(4) Finally, the prayer that leads to revival must be consistent prayer, in which we are prepared also to do what we can to achieve what we are asking. If we pray for the conversion of our loved ones, somehow we must give out witness, too. We must witness by life and words, when they can be effectually presented. If we pray for revival, we must be prepared to open our hearts so that God may revive them. We ought never to take prayer as a means of avoiding the actions God challenges us to.

My father had an experience which I would like to relate to illustrate this point. As a young minister he had been an assistant in a large church which had only two pastors in 50 years, one ministry of 25 years, followed by another of 25 years. After having been in that church, my father became pastor of a very small church in a little village in southern France. Prayer meeting was on Wednesday evening, and there was usually a very limited attendance. One Wednesday there was a frightful storm. The wind was blowing. Rain was falling in buckets. My father thought, “There is not going to be anybody at the prayer meeting tonight. If I go, I will only drench myself. I might as well stay home.” My father was very interested in Hebrew and was studying the song of Deborah in the book of Judges. The temptation was great to stay in his cozy home and deal with that.

As my father was wrestling with this, there came to his memory a sermon given at the time of his ordination. It was on the passage which says, “Go out and make them come in” (Luke 14:23). Most of the time we think about the expression “make them come in.” But on this occasion, the preacher had focused on the phrase, “Go out.” He had said, ” ‘Go out’ means to reach out for people; it means, do not stay in the coziness of your study. You must go out and reach out.” While the gales were blowing and the wind was hitting the windows, my father remembered that and concluded, “Well, I guess God wants me to go out. I do not expect many people. I do not expect very much of anything at this prayer meeting. But if God has told me to go out, I will go out and speak at the prayer meeting;” This was the meeting in which revival started in his church!

Prayer is the prelude to revival. Do you want revival? Then be prepared to pray. “If My people, who are called by My name, will humble themselves and pray . . . then will I hear from heaven and will forgive their sins and will heal their land.”

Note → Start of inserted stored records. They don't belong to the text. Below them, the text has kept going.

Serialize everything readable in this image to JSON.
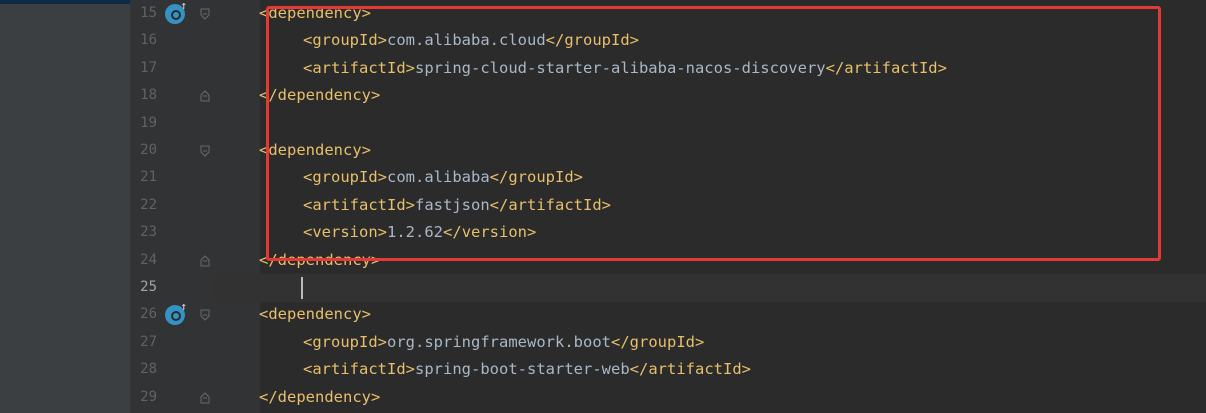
{
  "colors": {
    "tag": "#e8bf6a",
    "text": "#a9b7c6",
    "line_number": "#606366",
    "highlight_border": "#e53935",
    "background": "#2b2b2b"
  },
  "editor": {
    "lines": [
      {
        "num": "15",
        "indent": 0,
        "kind": "open",
        "tag": "dependency",
        "icon": "run-gutter-icon",
        "fold": true
      },
      {
        "num": "16",
        "indent": 1,
        "kind": "elem",
        "tag": "groupId",
        "value": "com.alibaba.cloud"
      },
      {
        "num": "17",
        "indent": 1,
        "kind": "elem",
        "tag": "artifactId",
        "value": "spring-cloud-starter-alibaba-nacos-discovery"
      },
      {
        "num": "18",
        "indent": 0,
        "kind": "close",
        "tag": "dependency",
        "fold": true
      },
      {
        "num": "19",
        "indent": 0,
        "kind": "empty"
      },
      {
        "num": "20",
        "indent": 0,
        "kind": "open",
        "tag": "dependency",
        "fold": true
      },
      {
        "num": "21",
        "indent": 1,
        "kind": "elem",
        "tag": "groupId",
        "value": "com.alibaba"
      },
      {
        "num": "22",
        "indent": 1,
        "kind": "elem",
        "tag": "artifactId",
        "value": "fastjson"
      },
      {
        "num": "23",
        "indent": 1,
        "kind": "elem",
        "tag": "version",
        "value": "1.2.62"
      },
      {
        "num": "24",
        "indent": 0,
        "kind": "close",
        "tag": "dependency",
        "fold": true
      },
      {
        "num": "25",
        "indent": 0,
        "kind": "empty",
        "current": true
      },
      {
        "num": "26",
        "indent": 0,
        "kind": "open",
        "tag": "dependency",
        "icon": "run-gutter-icon",
        "fold": true
      },
      {
        "num": "27",
        "indent": 1,
        "kind": "elem",
        "tag": "groupId",
        "value": "org.springframework.boot"
      },
      {
        "num": "28",
        "indent": 1,
        "kind": "elem",
        "tag": "artifactId",
        "value": "spring-boot-starter-web"
      },
      {
        "num": "29",
        "indent": 0,
        "kind": "close",
        "tag": "dependency",
        "fold": true
      }
    ]
  },
  "annotation": {
    "type": "highlight-rectangle",
    "covers_lines": [
      "15",
      "24"
    ]
  }
}
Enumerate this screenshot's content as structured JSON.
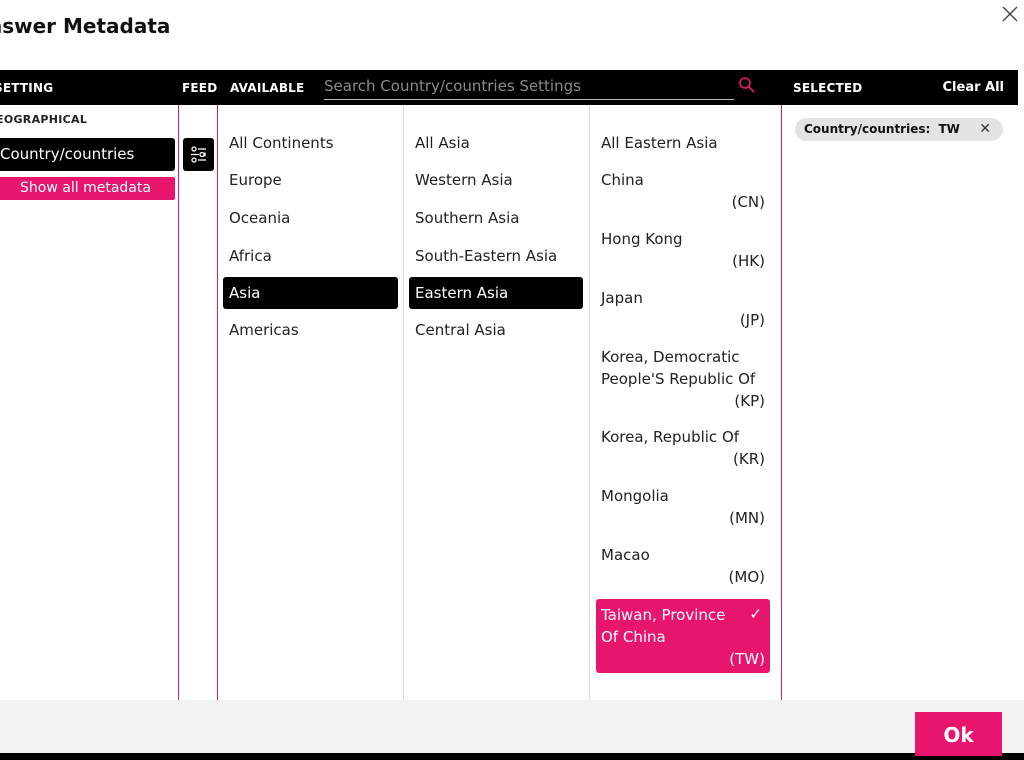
{
  "dialog": {
    "title": "nswer Metadata"
  },
  "header": {
    "setting": "SETTING",
    "feed": "FEED",
    "available": "AVAILABLE",
    "search_placeholder": "Search Country/countries Settings",
    "selected": "SELECTED",
    "clear_all": "Clear All"
  },
  "setting_panel": {
    "group": "EOGRAPHICAL",
    "item": "Country/countries",
    "show_all": "Show all metadata"
  },
  "continents": [
    {
      "label": "All Continents"
    },
    {
      "label": "Europe"
    },
    {
      "label": "Oceania"
    },
    {
      "label": "Africa"
    },
    {
      "label": "Asia",
      "selected": true
    },
    {
      "label": "Americas"
    }
  ],
  "regions": [
    {
      "label": "All Asia"
    },
    {
      "label": "Western Asia"
    },
    {
      "label": "Southern Asia"
    },
    {
      "label": "South-Eastern Asia"
    },
    {
      "label": "Eastern Asia",
      "selected": true
    },
    {
      "label": "Central Asia"
    }
  ],
  "countries": {
    "all": "All Eastern Asia",
    "items": [
      {
        "name": "China",
        "code": "(CN)"
      },
      {
        "name": "Hong Kong",
        "code": "(HK)"
      },
      {
        "name": "Japan",
        "code": "(JP)"
      },
      {
        "name": "Korea, Democratic People'S Republic Of",
        "code": "(KP)"
      },
      {
        "name": "Korea, Republic Of",
        "code": "(KR)"
      },
      {
        "name": "Mongolia",
        "code": "(MN)"
      },
      {
        "name": "Macao",
        "code": "(MO)"
      },
      {
        "name": "Taiwan, Province Of China",
        "code": "(TW)",
        "checked": true
      }
    ]
  },
  "selected_chip": {
    "label": "Country/countries:",
    "value": "TW"
  },
  "footer": {
    "ok": "Ok"
  },
  "colors": {
    "accent": "#e8156e",
    "bar": "#000000",
    "chip": "#e3e3e3"
  },
  "icons": {
    "close": "close-icon",
    "search": "search-icon",
    "feed": "filter-sliders-icon",
    "check": "checkmark-icon"
  }
}
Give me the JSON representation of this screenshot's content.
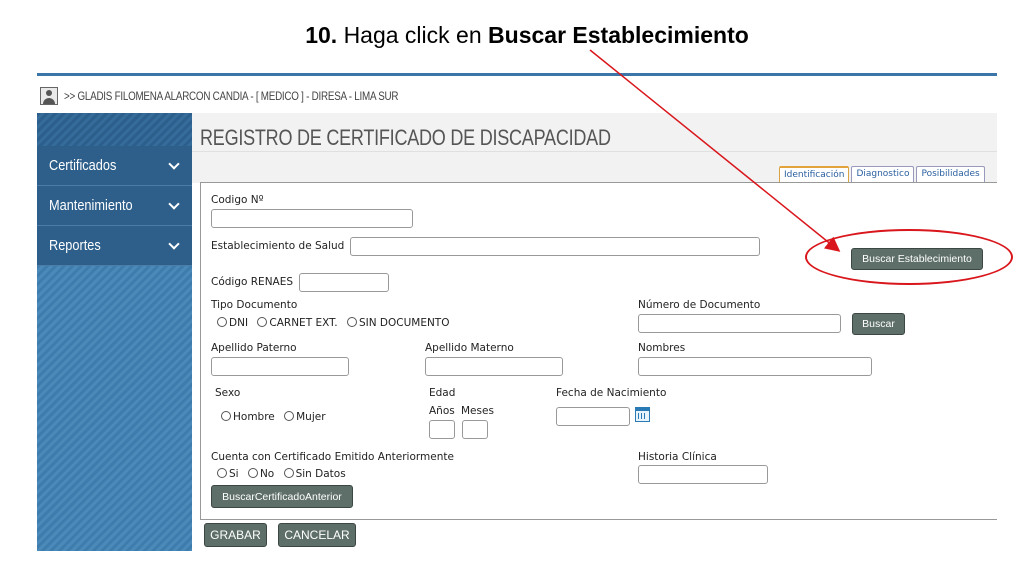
{
  "slide": {
    "step_number": "10.",
    "instruction_prefix": "Haga click en",
    "instruction_target": "Buscar Establecimiento"
  },
  "user_bar": {
    "text": ">> GLADIS FILOMENA ALARCON CANDIA - [ MEDICO ] - DIRESA - LIMA SUR"
  },
  "sidebar": {
    "items": [
      {
        "label": "Certificados"
      },
      {
        "label": "Mantenimiento"
      },
      {
        "label": "Reportes"
      }
    ]
  },
  "page": {
    "title": "REGISTRO DE CERTIFICADO DE DISCAPACIDAD"
  },
  "tabs": [
    {
      "label": "Identificación",
      "active": true
    },
    {
      "label": "Diagnostico",
      "active": false
    },
    {
      "label": "Posibilidades",
      "active": false
    }
  ],
  "form": {
    "codigo_label": "Codigo Nº",
    "codigo_value": "",
    "establecimiento_label": "Establecimiento de Salud",
    "establecimiento_value": "",
    "buscar_establecimiento_label": "Buscar Establecimiento",
    "renaes_label": "Código RENAES",
    "renaes_value": "",
    "tipo_documento_label": "Tipo Documento",
    "tipo_documento_options": [
      "DNI",
      "CARNET EXT.",
      "SIN DOCUMENTO"
    ],
    "numero_documento_label": "Número de Documento",
    "numero_documento_value": "",
    "buscar_label": "Buscar",
    "apellido_paterno_label": "Apellido Paterno",
    "apellido_materno_label": "Apellido Materno",
    "nombres_label": "Nombres",
    "sexo_label": "Sexo",
    "sexo_options": [
      "Hombre",
      "Mujer"
    ],
    "edad_label": "Edad",
    "anos_label": "Años",
    "meses_label": "Meses",
    "fecha_nacimiento_label": "Fecha de Nacimiento",
    "certificado_anterior_label": "Cuenta con Certificado Emitido Anteriormente",
    "certificado_anterior_options": [
      "Si",
      "No",
      "Sin Datos"
    ],
    "historia_clinica_label": "Historia Clínica",
    "buscar_certificado_label": "BuscarCertificadoAnterior"
  },
  "actions": {
    "grabar_label": "GRABAR",
    "cancelar_label": "CANCELAR"
  },
  "annotation": {
    "color": "#d9161c"
  }
}
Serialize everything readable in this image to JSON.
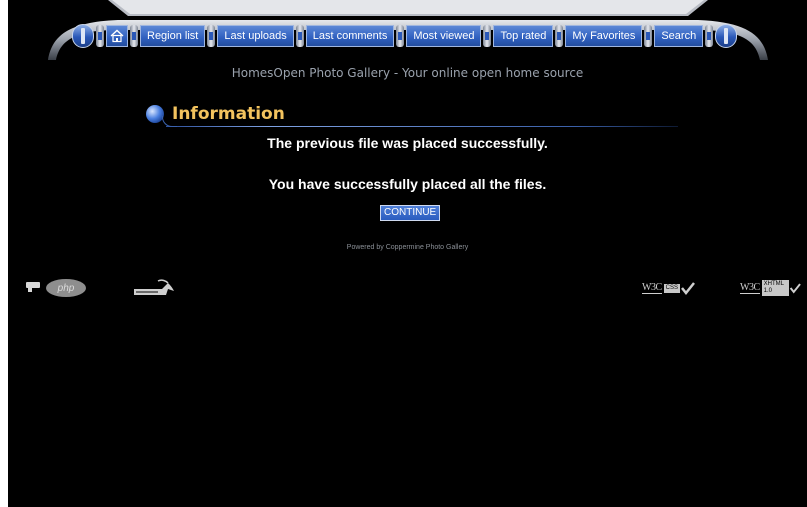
{
  "nav": {
    "home_icon": "home-icon",
    "items": [
      {
        "label": "Region list"
      },
      {
        "label": "Last uploads"
      },
      {
        "label": "Last comments"
      },
      {
        "label": "Most viewed"
      },
      {
        "label": "Top rated"
      },
      {
        "label": "My Favorites"
      },
      {
        "label": "Search"
      }
    ]
  },
  "header": {
    "tagline": "HomesOpen Photo Gallery - Your online open home source"
  },
  "info": {
    "title": "Information",
    "message_1": "The previous file was placed successfully.",
    "message_2": "You have successfully placed all the files.",
    "continue_label": "CONTINUE"
  },
  "footer": {
    "powered_by": "Powered by Coppermine Photo Gallery",
    "badges": {
      "php": "php",
      "css_w3c": "W3C",
      "css_tag": "CSS",
      "xhtml_w3c": "W3C",
      "xhtml_tag": "XHTML 1.0"
    }
  },
  "colors": {
    "background": "#000000",
    "nav_button": "#2f5fbf",
    "title_accent": "#f3c35e",
    "tagline": "#9aa2ad"
  }
}
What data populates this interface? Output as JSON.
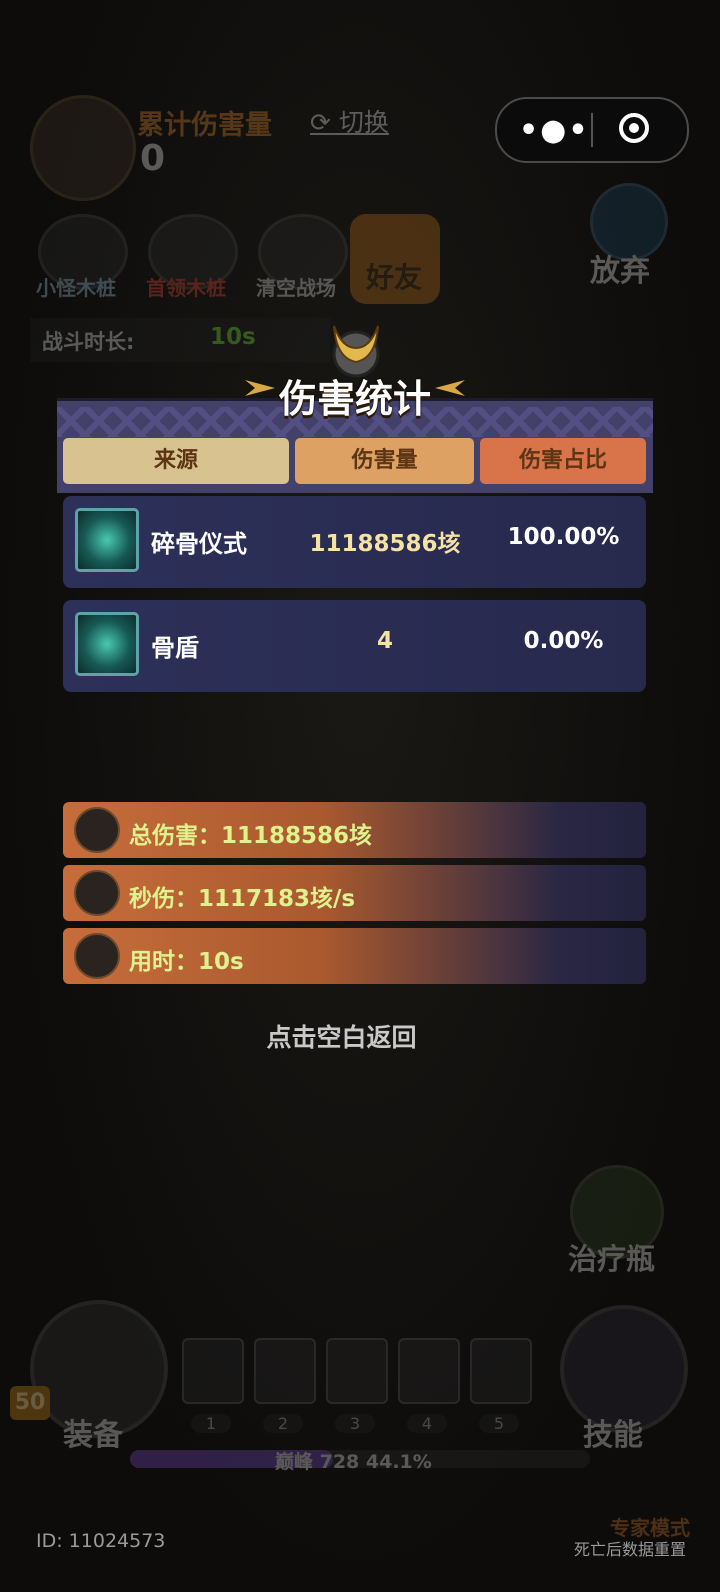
{
  "top_bar": {
    "cumulative_label": "累计伤害量",
    "cumulative_value": "0",
    "switch_label": "切换",
    "miniprogram_menu_icon": "more-dots-icon",
    "miniprogram_close_icon": "target-icon"
  },
  "modes": {
    "minion_stake": "小怪木桩",
    "boss_stake": "首领木桩",
    "clear_field": "清空战场",
    "friend": "好友",
    "give_up": "放弃"
  },
  "battle": {
    "duration_label": "战斗时长:",
    "duration_value": "10s"
  },
  "modal": {
    "title": "伤害统计",
    "columns": [
      "来源",
      "伤害量",
      "伤害占比"
    ],
    "rows": [
      {
        "icon": "vortex-skill-icon",
        "name": "碎骨仪式",
        "damage": "11188586垓",
        "share": "100.00%"
      },
      {
        "icon": "bone-shield-icon",
        "name": "骨盾",
        "damage": "4",
        "share": "0.00%"
      }
    ],
    "summary": {
      "total": "总伤害：11188586垓",
      "dps": "秒伤：1117183垓/s",
      "time": "用时：10s"
    },
    "back_hint": "点击空白返回"
  },
  "bottom": {
    "heal_label": "治疗瓶",
    "equip_label": "装备",
    "skill_label": "技能",
    "level": "50",
    "slots": [
      "1",
      "2",
      "3",
      "4",
      "5"
    ],
    "xp_text": "巅峰 728   44.1%",
    "xp_progress": 0.441,
    "player_id": "ID: 11024573",
    "expert_mode": "专家模式",
    "expert_note": "死亡后数据重置"
  },
  "colors": {
    "accent_gold": "#f4e3a3",
    "summary_text": "#dff28e",
    "row_bg": "#2d3059"
  }
}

*This article was originally an address given at the 1982 Philadelphia Conference on Reformed Theology, Philadelphia, PA. and is adapted from Dr. Roger R. Nicole, “Prayer: The Prelude to Revival” in Reformation and Revival, A Quarterly Journal for Church Leadership (Volume 1, No. 3, Summer, 1992).

About the Author: Dr. Roger R. Nicole (1915-2010) was a native Swiss Reformed Baptist theologian and taught for many years at Gordon-Conwell Theological Seminary as well as the founder of the Evangelical Theological Society.